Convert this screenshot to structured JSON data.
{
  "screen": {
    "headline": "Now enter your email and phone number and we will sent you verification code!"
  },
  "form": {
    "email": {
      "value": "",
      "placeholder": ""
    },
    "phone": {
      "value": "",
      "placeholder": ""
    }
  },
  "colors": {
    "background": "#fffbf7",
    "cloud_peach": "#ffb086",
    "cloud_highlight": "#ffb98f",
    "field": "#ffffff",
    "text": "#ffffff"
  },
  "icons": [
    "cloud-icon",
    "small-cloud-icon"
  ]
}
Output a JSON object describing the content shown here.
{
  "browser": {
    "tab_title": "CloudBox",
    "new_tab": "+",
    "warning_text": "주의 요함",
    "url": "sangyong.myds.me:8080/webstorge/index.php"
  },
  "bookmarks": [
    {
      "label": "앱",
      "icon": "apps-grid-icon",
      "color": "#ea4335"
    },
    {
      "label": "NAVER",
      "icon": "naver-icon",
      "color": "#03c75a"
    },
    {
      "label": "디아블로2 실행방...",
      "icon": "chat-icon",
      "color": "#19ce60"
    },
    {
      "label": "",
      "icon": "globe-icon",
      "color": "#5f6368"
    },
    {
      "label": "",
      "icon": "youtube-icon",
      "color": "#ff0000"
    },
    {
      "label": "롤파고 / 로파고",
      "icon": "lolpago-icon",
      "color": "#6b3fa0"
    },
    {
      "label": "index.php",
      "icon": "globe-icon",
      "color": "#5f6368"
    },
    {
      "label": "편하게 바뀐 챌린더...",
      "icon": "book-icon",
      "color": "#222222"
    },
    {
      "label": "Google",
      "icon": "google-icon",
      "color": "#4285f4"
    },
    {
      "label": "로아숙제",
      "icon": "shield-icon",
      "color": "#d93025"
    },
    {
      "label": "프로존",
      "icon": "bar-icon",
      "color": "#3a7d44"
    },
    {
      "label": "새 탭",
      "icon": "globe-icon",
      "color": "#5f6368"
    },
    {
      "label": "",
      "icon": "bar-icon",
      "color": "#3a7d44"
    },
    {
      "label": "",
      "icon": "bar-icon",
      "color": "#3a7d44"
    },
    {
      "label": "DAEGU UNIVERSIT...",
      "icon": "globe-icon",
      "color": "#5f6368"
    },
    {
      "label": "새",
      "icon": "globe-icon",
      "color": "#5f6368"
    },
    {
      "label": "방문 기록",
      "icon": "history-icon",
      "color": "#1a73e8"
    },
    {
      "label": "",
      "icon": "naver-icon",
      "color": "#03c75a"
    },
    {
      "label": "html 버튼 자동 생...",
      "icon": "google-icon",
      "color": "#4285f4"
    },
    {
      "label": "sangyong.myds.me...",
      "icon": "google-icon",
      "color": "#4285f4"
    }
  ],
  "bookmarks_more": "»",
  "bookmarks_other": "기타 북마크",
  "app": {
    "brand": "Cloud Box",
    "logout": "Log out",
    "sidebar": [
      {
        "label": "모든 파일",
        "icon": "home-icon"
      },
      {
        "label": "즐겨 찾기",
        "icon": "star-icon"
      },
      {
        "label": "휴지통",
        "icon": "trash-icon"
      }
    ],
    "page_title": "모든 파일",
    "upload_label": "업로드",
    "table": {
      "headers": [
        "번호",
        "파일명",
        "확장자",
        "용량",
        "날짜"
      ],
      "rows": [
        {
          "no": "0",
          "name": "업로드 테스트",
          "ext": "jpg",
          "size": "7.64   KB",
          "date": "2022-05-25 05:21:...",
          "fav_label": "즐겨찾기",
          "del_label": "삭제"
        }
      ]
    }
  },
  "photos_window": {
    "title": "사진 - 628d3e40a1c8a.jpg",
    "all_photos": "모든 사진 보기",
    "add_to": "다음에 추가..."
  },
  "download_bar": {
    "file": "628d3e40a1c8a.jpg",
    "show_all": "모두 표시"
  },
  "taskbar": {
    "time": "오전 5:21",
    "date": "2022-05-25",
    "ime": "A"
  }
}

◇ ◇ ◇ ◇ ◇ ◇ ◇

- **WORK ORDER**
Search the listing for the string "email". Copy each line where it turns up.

- **FINISHED EXERCISE**
    "headline": "Now enter your email and phone number and we will sent you verification code!"
    "email": {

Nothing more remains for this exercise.